[Stored items from a collection]
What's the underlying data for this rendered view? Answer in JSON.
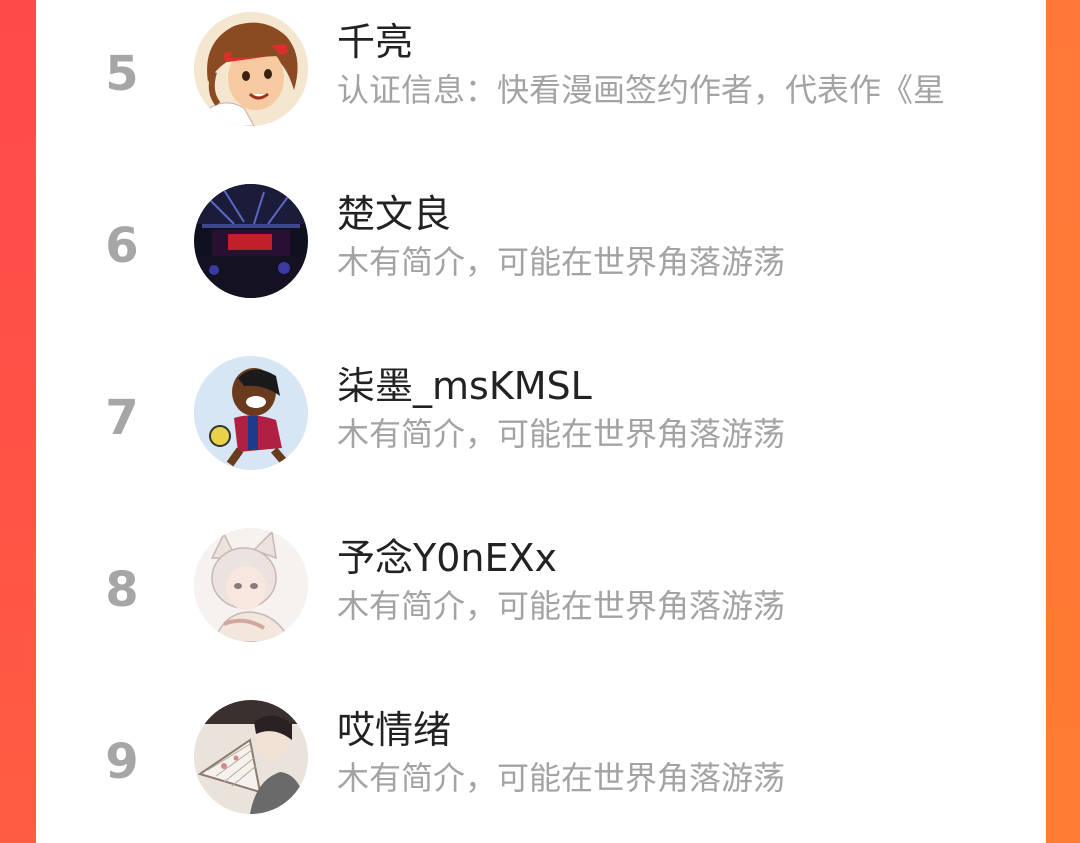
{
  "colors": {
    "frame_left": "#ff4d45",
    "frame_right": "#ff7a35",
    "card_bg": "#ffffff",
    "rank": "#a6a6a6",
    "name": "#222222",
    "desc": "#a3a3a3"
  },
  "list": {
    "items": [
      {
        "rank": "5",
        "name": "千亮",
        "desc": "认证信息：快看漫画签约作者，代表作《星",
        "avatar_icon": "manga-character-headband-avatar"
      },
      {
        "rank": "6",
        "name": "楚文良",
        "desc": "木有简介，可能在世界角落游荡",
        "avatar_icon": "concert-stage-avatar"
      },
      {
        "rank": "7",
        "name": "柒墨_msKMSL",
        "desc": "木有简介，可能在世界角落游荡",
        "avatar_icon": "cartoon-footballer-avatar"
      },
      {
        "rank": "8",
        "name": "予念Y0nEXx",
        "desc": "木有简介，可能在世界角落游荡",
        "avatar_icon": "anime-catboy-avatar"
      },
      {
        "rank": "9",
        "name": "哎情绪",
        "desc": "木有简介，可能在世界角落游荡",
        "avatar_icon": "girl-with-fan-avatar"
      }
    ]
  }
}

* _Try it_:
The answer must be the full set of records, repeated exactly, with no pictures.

* _Your response_:
What's the underlying data for this rendered view? Answer in JSON.
{
  "colors": {
    "frame_left": "#ff4d45",
    "frame_right": "#ff7a35",
    "card_bg": "#ffffff",
    "rank": "#a6a6a6",
    "name": "#222222",
    "desc": "#a3a3a3"
  },
  "list": {
    "items": [
      {
        "rank": "5",
        "name": "千亮",
        "desc": "认证信息：快看漫画签约作者，代表作《星",
        "avatar_icon": "manga-character-headband-avatar"
      },
      {
        "rank": "6",
        "name": "楚文良",
        "desc": "木有简介，可能在世界角落游荡",
        "avatar_icon": "concert-stage-avatar"
      },
      {
        "rank": "7",
        "name": "柒墨_msKMSL",
        "desc": "木有简介，可能在世界角落游荡",
        "avatar_icon": "cartoon-footballer-avatar"
      },
      {
        "rank": "8",
        "name": "予念Y0nEXx",
        "desc": "木有简介，可能在世界角落游荡",
        "avatar_icon": "anime-catboy-avatar"
      },
      {
        "rank": "9",
        "name": "哎情绪",
        "desc": "木有简介，可能在世界角落游荡",
        "avatar_icon": "girl-with-fan-avatar"
      }
    ]
  }
}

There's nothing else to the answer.